Would you output the whole of the data exactly?

(Dataset rows describing interfaces)
++++++

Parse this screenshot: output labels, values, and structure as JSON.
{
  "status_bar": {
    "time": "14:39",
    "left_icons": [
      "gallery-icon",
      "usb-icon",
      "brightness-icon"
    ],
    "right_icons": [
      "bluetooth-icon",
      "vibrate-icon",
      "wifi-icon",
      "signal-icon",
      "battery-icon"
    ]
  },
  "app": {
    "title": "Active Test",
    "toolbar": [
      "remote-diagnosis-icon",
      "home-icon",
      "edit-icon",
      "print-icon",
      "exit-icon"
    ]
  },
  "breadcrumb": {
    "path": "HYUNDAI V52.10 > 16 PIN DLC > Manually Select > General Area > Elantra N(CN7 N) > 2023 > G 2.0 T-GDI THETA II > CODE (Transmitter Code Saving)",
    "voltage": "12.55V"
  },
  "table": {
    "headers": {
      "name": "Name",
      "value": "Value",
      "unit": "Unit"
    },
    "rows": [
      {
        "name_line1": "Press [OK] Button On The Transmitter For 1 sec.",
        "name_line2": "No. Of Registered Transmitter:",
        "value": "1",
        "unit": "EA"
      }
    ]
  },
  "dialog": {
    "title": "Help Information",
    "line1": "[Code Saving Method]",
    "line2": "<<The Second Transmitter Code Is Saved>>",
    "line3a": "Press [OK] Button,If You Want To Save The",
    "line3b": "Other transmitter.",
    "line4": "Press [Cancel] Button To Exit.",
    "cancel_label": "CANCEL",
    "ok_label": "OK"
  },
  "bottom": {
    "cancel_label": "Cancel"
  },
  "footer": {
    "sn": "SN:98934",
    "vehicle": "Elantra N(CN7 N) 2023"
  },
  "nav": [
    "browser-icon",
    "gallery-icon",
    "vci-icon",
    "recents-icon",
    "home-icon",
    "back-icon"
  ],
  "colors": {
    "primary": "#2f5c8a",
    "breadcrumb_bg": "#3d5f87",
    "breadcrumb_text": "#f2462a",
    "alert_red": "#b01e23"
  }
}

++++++

## Response area
Parse this screenshot: output labels, values, and structure as JSON.
{
  "status_bar": {
    "time": "14:39",
    "left_icons": [
      "gallery-icon",
      "usb-icon",
      "brightness-icon"
    ],
    "right_icons": [
      "bluetooth-icon",
      "vibrate-icon",
      "wifi-icon",
      "signal-icon",
      "battery-icon"
    ]
  },
  "app": {
    "title": "Active Test",
    "toolbar": [
      "remote-diagnosis-icon",
      "home-icon",
      "edit-icon",
      "print-icon",
      "exit-icon"
    ]
  },
  "breadcrumb": {
    "path": "HYUNDAI V52.10 > 16 PIN DLC > Manually Select > General Area > Elantra N(CN7 N) > 2023 > G 2.0 T-GDI THETA II > CODE (Transmitter Code Saving)",
    "voltage": "12.55V"
  },
  "table": {
    "headers": {
      "name": "Name",
      "value": "Value",
      "unit": "Unit"
    },
    "rows": [
      {
        "name_line1": "Press [OK] Button On The Transmitter For 1 sec.",
        "name_line2": "No. Of Registered Transmitter:",
        "value": "1",
        "unit": "EA"
      }
    ]
  },
  "dialog": {
    "title": "Help Information",
    "line1": "[Code Saving Method]",
    "line2": "<<The Second Transmitter Code Is Saved>>",
    "line3a": "Press [OK] Button,If You Want To Save The",
    "line3b": "Other transmitter.",
    "line4": "Press [Cancel] Button To Exit.",
    "cancel_label": "CANCEL",
    "ok_label": "OK"
  },
  "bottom": {
    "cancel_label": "Cancel"
  },
  "footer": {
    "sn": "SN:98934",
    "vehicle": "Elantra N(CN7 N) 2023"
  },
  "nav": [
    "browser-icon",
    "gallery-icon",
    "vci-icon",
    "recents-icon",
    "home-icon",
    "back-icon"
  ],
  "colors": {
    "primary": "#2f5c8a",
    "breadcrumb_bg": "#3d5f87",
    "breadcrumb_text": "#f2462a",
    "alert_red": "#b01e23"
  }
}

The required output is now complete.